Sonjuk Bridge, Kaesong

Just over the road from the Sonjuk bridge is Pyochung Pavilion which was built during the Joseon dynasty. A small wooden pavilion is home to 2 enormous stone stele standing on the back of huge stone turtles.

Entrance to Sungyang Lecture Hall ?

Wikipedia tells me that one stele was erected in 1740 by King Yongjo, the other by King Kojong in 1872. Both commemorate Jong Mongju’s assassination.

Turtle and stele, Kaesong North Korea

Drawing towards the end of our day, our final stop was the Goryeo Museum. A museum which which a bit interesting with old pottery and the like, was much more interesting on the outside, and within its gift shops.

A seven storied stone pagoda in front of much more modern communication towers.

Seven storied pagoda with more recent towers

A stone lantern.

Stone lantern in Goryeo Museum

And more interestingly, a dragon head jumping out of the sand infront of a pavilion.
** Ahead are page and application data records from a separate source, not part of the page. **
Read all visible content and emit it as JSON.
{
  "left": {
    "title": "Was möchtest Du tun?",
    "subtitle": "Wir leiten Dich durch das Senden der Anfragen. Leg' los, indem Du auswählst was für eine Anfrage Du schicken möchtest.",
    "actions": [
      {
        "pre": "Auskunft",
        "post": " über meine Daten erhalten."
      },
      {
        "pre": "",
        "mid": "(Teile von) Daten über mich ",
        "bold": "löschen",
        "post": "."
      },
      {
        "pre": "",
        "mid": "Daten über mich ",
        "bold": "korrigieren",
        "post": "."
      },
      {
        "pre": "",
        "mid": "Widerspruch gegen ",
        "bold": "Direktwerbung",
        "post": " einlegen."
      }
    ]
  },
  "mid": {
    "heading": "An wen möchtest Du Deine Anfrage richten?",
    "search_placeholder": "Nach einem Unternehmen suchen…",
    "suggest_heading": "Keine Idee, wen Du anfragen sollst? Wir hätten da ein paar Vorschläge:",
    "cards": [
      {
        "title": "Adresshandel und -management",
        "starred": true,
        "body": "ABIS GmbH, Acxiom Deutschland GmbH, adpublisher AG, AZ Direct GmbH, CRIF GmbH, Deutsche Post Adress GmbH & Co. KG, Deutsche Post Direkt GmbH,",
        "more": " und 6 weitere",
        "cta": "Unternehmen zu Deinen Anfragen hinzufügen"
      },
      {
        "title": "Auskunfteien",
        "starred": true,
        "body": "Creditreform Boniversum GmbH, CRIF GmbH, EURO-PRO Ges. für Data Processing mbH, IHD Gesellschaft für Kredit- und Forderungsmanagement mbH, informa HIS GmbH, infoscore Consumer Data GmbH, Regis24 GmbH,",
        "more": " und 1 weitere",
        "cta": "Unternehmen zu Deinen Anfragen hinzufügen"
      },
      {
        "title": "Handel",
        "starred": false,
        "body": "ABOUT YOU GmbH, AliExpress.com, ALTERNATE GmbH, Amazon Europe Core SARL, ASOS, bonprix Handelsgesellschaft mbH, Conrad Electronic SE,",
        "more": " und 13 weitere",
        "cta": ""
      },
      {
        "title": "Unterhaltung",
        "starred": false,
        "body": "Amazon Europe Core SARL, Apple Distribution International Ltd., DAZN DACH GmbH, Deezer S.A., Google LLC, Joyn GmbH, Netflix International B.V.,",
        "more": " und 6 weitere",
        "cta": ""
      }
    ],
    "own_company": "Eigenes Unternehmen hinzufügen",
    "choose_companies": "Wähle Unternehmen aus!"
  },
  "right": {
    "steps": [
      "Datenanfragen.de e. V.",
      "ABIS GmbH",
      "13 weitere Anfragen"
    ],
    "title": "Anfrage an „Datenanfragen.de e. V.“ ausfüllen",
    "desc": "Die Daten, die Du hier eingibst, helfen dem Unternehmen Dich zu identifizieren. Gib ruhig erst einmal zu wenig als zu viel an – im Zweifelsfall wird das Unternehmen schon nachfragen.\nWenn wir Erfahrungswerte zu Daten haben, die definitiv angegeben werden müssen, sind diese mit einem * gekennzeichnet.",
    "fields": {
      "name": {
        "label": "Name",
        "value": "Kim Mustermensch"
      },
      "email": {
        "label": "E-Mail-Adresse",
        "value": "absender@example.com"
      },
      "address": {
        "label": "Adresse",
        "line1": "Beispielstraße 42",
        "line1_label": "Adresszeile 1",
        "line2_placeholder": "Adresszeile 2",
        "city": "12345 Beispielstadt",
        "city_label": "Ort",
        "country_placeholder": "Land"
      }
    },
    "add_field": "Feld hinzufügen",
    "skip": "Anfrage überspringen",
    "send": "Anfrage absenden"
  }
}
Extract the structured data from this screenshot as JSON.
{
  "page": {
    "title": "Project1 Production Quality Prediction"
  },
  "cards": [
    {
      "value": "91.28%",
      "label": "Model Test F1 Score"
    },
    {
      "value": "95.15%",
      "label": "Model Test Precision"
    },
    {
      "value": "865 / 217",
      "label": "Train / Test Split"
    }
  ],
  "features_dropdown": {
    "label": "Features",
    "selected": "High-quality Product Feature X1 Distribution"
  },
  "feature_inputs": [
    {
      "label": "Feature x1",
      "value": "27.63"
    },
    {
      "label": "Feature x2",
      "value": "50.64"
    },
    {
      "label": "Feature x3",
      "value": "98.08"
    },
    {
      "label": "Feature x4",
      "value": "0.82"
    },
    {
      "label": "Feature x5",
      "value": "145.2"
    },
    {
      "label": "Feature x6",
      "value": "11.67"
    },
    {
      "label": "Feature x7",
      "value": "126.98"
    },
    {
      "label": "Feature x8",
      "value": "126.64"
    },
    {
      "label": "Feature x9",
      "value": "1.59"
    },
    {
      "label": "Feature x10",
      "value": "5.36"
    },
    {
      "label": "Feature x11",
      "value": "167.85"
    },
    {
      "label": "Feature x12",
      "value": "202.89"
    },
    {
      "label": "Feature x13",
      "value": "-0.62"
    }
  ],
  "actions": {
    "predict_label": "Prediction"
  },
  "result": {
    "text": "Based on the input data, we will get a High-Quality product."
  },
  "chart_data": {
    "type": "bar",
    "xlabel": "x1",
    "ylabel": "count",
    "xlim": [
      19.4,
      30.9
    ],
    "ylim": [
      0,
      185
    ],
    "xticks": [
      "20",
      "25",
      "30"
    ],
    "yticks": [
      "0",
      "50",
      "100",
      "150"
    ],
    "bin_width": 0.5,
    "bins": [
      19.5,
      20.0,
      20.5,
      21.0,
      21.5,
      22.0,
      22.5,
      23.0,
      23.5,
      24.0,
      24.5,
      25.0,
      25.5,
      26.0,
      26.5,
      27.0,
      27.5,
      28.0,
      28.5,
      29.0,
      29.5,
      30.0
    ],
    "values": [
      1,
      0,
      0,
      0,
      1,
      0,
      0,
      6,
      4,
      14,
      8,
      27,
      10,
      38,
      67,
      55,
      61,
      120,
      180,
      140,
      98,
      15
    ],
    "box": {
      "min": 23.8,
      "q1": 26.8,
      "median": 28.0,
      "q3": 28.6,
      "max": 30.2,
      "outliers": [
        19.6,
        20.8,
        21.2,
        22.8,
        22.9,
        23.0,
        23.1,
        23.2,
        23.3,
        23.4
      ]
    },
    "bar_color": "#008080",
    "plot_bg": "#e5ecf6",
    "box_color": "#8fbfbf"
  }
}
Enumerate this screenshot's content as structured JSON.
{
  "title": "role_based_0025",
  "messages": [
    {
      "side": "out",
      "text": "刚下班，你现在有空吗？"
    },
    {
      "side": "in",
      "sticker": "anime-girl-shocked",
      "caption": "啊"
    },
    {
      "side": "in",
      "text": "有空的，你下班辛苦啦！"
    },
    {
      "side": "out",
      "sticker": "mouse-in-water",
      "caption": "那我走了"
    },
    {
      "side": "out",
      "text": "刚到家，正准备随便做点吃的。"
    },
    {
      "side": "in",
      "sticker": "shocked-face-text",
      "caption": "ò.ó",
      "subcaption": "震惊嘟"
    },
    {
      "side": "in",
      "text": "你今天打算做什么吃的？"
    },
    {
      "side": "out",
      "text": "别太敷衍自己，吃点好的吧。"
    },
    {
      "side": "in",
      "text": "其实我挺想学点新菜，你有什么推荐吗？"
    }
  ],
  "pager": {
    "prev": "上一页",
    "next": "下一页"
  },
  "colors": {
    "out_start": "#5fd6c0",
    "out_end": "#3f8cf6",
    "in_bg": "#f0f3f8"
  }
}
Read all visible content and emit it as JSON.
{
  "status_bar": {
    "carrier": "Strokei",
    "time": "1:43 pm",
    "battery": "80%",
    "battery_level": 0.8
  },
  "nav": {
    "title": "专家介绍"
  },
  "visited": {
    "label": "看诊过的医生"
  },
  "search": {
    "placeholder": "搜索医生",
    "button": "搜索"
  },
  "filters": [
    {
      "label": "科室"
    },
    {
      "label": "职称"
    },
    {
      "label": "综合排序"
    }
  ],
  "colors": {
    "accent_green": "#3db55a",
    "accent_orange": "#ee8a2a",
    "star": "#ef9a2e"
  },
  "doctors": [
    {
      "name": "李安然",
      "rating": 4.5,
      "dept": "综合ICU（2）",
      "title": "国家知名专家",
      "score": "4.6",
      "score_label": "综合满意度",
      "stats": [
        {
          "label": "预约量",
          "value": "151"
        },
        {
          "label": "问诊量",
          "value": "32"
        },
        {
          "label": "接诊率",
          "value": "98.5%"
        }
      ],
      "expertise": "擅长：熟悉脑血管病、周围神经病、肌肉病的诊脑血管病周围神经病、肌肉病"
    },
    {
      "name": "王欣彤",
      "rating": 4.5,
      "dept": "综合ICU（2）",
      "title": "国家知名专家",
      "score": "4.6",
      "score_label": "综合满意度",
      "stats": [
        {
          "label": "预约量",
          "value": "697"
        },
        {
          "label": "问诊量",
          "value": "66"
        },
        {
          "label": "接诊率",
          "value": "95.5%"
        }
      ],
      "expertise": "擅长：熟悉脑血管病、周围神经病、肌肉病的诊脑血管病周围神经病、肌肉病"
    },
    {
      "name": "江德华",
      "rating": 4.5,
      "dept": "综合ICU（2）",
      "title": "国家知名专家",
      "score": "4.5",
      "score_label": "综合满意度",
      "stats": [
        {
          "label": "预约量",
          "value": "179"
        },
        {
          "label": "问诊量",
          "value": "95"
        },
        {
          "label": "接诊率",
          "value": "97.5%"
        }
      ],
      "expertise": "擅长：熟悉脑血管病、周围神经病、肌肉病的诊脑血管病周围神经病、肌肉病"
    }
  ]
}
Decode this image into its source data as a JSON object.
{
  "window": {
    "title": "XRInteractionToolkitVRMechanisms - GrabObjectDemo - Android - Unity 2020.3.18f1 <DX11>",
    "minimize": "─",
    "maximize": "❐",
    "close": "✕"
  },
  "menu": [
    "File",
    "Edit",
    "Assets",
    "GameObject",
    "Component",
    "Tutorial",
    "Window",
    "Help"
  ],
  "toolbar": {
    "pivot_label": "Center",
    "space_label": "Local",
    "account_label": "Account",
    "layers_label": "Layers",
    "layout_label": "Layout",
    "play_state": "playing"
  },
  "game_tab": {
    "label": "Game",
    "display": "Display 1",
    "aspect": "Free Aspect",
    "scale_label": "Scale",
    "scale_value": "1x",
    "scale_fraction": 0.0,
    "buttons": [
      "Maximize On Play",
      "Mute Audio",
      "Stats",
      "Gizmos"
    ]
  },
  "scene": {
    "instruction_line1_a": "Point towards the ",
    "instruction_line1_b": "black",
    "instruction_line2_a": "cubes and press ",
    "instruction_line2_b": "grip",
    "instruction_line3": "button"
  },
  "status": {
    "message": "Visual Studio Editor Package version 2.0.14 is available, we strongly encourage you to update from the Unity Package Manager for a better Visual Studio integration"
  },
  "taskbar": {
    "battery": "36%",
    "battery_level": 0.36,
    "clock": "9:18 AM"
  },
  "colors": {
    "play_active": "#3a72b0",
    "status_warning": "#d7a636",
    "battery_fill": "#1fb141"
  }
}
Dragon Head in the Goryeo Museum, Kaesong

Following our visits to sights of Kaesong, it was time to head back. Not quite back to the South yet, a small drive through the Industrial Complex that is a join North/South venture. Interestingly it looked straight out a game of simcity, with large city blocks, a perfect traffic light network but no traffic, wide streets and footpaths with no pedestrians etc. Very much like the artificially constructed city that it is.

North Korean immigration was interesting, with specialised photo police who scan all your pictures and demand you delete any they don’t like or deem to be inappropriate. Guess nobody has told them that it aint rocket science to recover photo’s.

Returning to the South through the DMZ is a bizarre experience, back to the relative safety of South Korea, the country we call home.

Since we visited, relations between the North and South have disintegrated to the point where the tours are all stopped, the Industrial Complex is “on hold” and missile tests are happening 😦

Still, if you get the chance to visit, 100% recommended.